Part of the Global Perspectives on War and Peace Collection. A documentary shot at the Veterans' Day Parade in Chicago on June 19, 1986. Videomaker Denis Mueller interviews Vietnam vets who have been scarred by their experiences in the war and are now ardent anti-war activists, and are opposed to many policies of Ronald Reagan's administration. A highlight comes when Barry Romo, one of the founders of Vietnam Veterans Against the War, speaks to high schoolers about the gruesome realities of fighting in a war.
00:00Copy video clip URL Image Union opening.

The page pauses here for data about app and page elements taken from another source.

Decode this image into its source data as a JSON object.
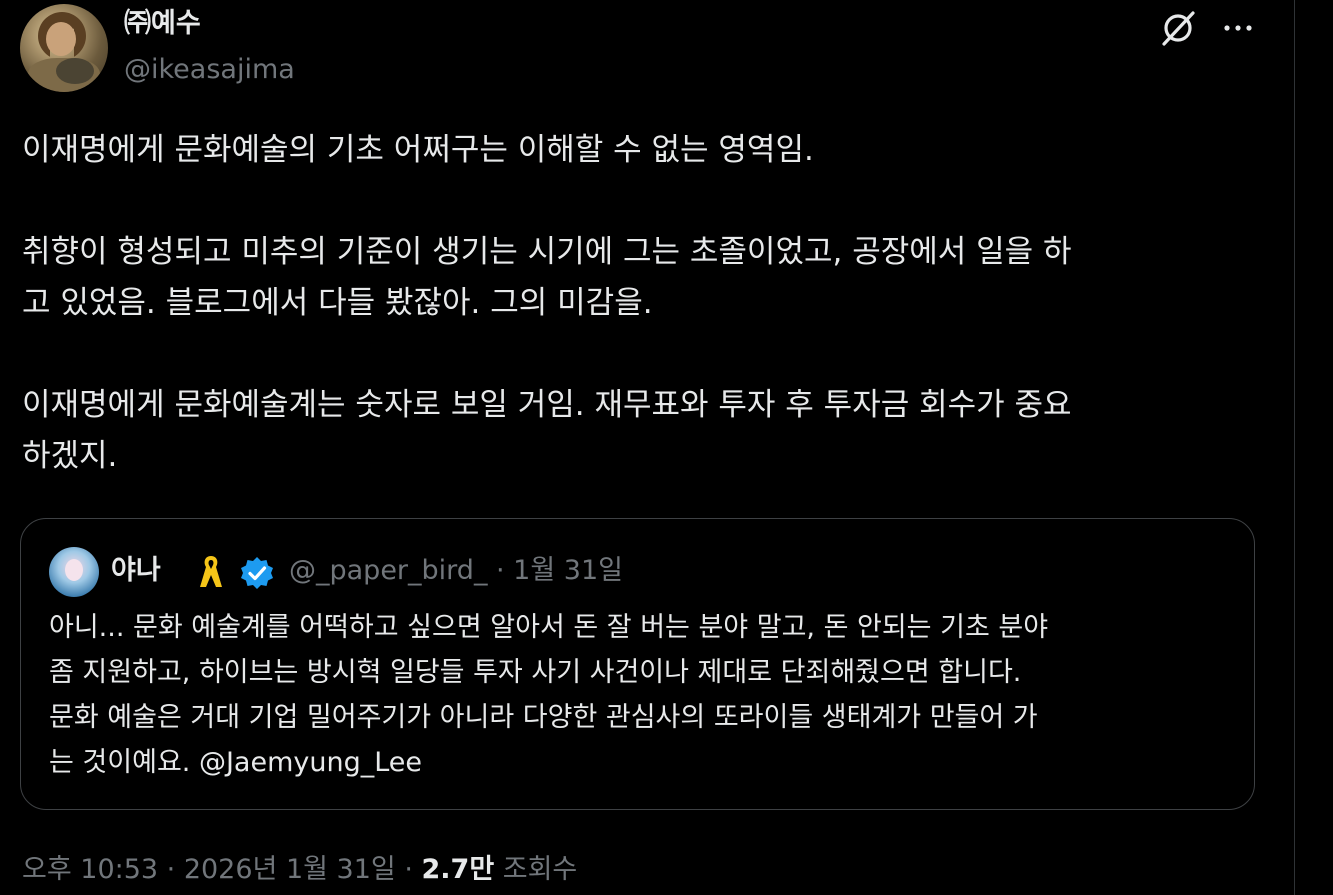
{
  "author": {
    "display_name": "㈜예수",
    "handle": "@ikeasajima"
  },
  "tweet": {
    "text": "이재명에게 문화예술의 기초 어쩌구는 이해할 수 없는 영역임.\n\n취향이 형성되고 미추의 기준이 생기는 시기에 그는 초졸이었고, 공장에서 일을 하\n고 있었음. 블로그에서 다들 봤잖아. 그의 미감을.\n\n이재명에게 문화예술계는 숫자로 보일 거임. 재무표와 투자 후 투자금 회수가 중요\n하겠지."
  },
  "quote": {
    "display_name": "야나",
    "handle_and_date": "@_paper_bird_ · 1월 31일",
    "text": "아니... 문화 예술계를 어떡하고 싶으면 알아서 돈 잘 버는 분야 말고, 돈 안되는 기초 분야\n좀 지원하고, 하이브는 방시혁 일당들 투자 사기 사건이나 제대로 단죄해줬으면 합니다.\n문화 예술은 거대 기업 밀어주기가 아니라 다양한 관심사의 또라이들 생태계가 만들어 가\n는 것이예요. @Jaemyung_Lee"
  },
  "meta": {
    "timestamp": "오후 10:53 · 2026년 1월 31일 · ",
    "views_count": "2.7만",
    "views_label": " 조회수"
  },
  "icons": {
    "grok": "grok-icon",
    "more": "more-icon",
    "ribbon": "yellow-ribbon-icon",
    "verified": "verified-badge-icon"
  },
  "colors": {
    "background": "#000000",
    "text": "#e7e9ea",
    "secondary_text": "#71767b",
    "verified_blue": "#1d9bf0",
    "ribbon_yellow": "#f5c518",
    "border": "#3e4144"
  }
}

00:04Copy video clip URL “I Would Never Do That Again” by Denis Mueller. Short clips of Veterans at the Parade speaking about their experiences in Vietnam and whether or not they would fight again, or let their children fight. “I did 27 months, 3 weeks, 4 days, 11 hours, 38 minutes, and 43 seconds over there. I got 14 holes in me that I cannot explain to my child. Okay?”
02:50Copy video clip URL Overhead shots of the parade.
04:40Copy video clip URL “I’m marching for people in this city who don’t have jobs, or medical care, or recognition, who in fact, have bore the brunt of this war for the politicians.”
04:54Copy video clip URL Barry Romo of Vietnam Veterans Against The War speaks at a high school, urging the students not to buy the propaganda given out by the U.S. military recruiters.
06:19Copy video clip URL Romo: “I discovered that I wasn’t in Vietnam for that child’s life, I was in Vietnam so that I could protect rubber trees that belonged to Michelin so that someone could have cheaper tires on their new Oldsmobile. That didn’t quite make sense to me… the sap in that tree was worth tens more than that child’s life. And that didn’t make sense to me.”
07:45Copy video clip URL Romo talks about his nephew that died while serving in Vietnam, how he returned home with the body, left the service, and eventually joined with the Vietnam Veterans Against The War.
09:40Copy video clip URL Romo talks about Vets suffering from the effects of Agent Orange after returning home. “At this point what Vietnam vets had discovered is if they weren’t killed in Vietnam they had a good chance of coming home and still dying from service in Vietnam.”
11:30Copy video clip URL “So what does this have to do with you? Presently there is another situation in Central America and the Middle East that’s an awful lot like Vietnam.”
12:20Copy video clip URL Students ask Romo questions. He describes his experience after being told that his nephew was killed. “I tried to extend in Vietnam, because I had to go kill somebody, I had to get release. I had some very dear friends that threatened to break my fingers… I was back in the states within 24 hours.”
14:45Copy video clip URL “It was real hard to admit that my nephew had died for nothing,that the people I was in a unit with… and I’ll tell you I loved the people I was in a platoon with in Vietnam more than I loved my mother, my father, and and anybody. We lived together 24 hours a day in the jungle, getting shot at and saving each other’s life, and there wasn’t such a thing as color, and their wasn’t such a thing as nationality, there wasn’t such a thing as discrimination. And what I realized was that all those guys I was so close to had died so that someone else could make a buck. And I had killed other human beings so that someone else could make a buck.”
16:30Copy video clip URL “They took me at 18 and pumped me full with John Wayne just like they’re pumping you full of Chuck Norris and Rambo and every other asshole, who when they were my age, weren’t in the service. At age 18 I thought, the president wouldn’t lie to me, congress wouldn’t lie, TV wouldn’t lie.”
19:00Copy video clip URL Interview with three Veterans who claim they have “no regrets” about fighting in Vietnam. “Because these colors don’t run,” one veteran who had been through both Korea and Vietnam repeats. When asked if he has anything to say to America’s youth, “Believe in America because it’s the greatest country going, it’s the only country going. And dammit when they call you to fight, you better get your buns out there and fight.”
19:50Copy video clip URL A man who overheard the veterans with no regrets, talks about why he would never do it again. “I will not do it again for the simple fact that I have no reason why I did it in the first place. I’m not saying I wouldn’t defend the country, but I would not do THAT again.” The two men then begin to argue, with one continuously repeating, “I will not do THAT again.”
22:20Copy video clip URL A vet who served three years in Vietnam speaks. “The kind of position we were in in Vietnam, which we did not know about at the time, is the same kind of position being formulated by the Reagan administration in Central America. Most of the Veterans out here today would not volunteer to go to Nicaragua to kill other poor people… Vietnam Veterans have been exploited for all these years, we have not had a credible voice… once we were used up we were discarded.”
25:09Copy video clip URL Credits run. Barry Romo speaks in voiceover about Vietnam Veterans throwing their medals away in protest.
26:01Copy video clip URL Image Union end credits.